One of the most interesting topics in long distance hiking is the lasting effects of these trips. Walking hundreds of miles, traveling in all kinds of weather, and sleeping on rocks can change a person’s perspective. We often hear about how thru-hiking can change one’s life. Shorter trips can also alter a hiker’s perspective. Changes in hikers’ perspectives are scattered among books, videos, online newspapers, and websites.
At the end of her book, A Season on the Appalachian Trail, author Lynn Setzer addresses hikers’ perspectives after their thru-hikes. She noted changes in values, personalities, and interests.
- Establish a simpler lifestyle.
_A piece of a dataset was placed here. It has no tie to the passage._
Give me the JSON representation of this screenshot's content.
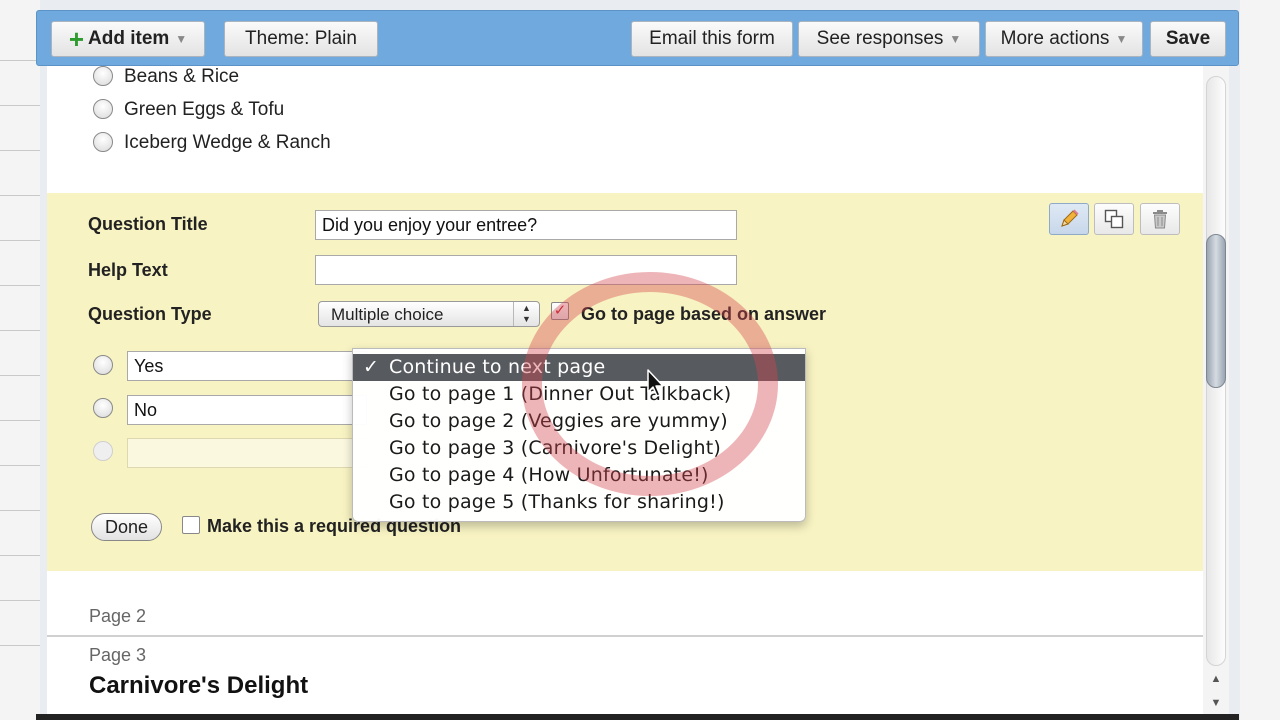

The trail taught them that very little is needed to have a satisfying life. Some downsized their houses and found less demanding jobs. These hikers found that stuff was no longer important. Family, friends, and experiences are important.
- Greater appreciation for simple things (e.g., clean water)
- More aware of the environment. There was greater interest in recycling materials and conserving water
- Some hikers were more confident, optimistic, patient, and trusting of others
- Hikers believed that they are more mentally tough than they were prior to the hike
- Others, like close friends and spouses, could see the changes in these hikers
- No longer enjoy spending a lot of time inside
- Most are involved in outdoor or environmental causes
- Some have started working with kids (e.g., leading hikes)
Will Wood, trail name Red Beard, also comments on his return to civilization. Red Beard completed his walk of the Appalachian Trail in 2014, and walked much of the Pacific Crest Trail in 2015. His video, Post Thru Hike – Emotions, describes the difficulties of his return and what he misses about the trail.
A trail can change a hiker long before it’s end. In a Washington Post article, Allie Ghaman reported on her transformation. She described her experiences on the trail, and commented that she was “… a new person. A stronger person. In so many ways, a better person.”
Like many, my values have changed since I began backpacking. A common thread is to constantly strive to simplify. My suitcase, when packed for a trip, is much lighter these days. I own only 7 dress shirts, down from 18. Reducing what I carry through life, based on backpacking, has greatly simplified my life.
How has backpacking changed you? Can you relate to any of the observations above?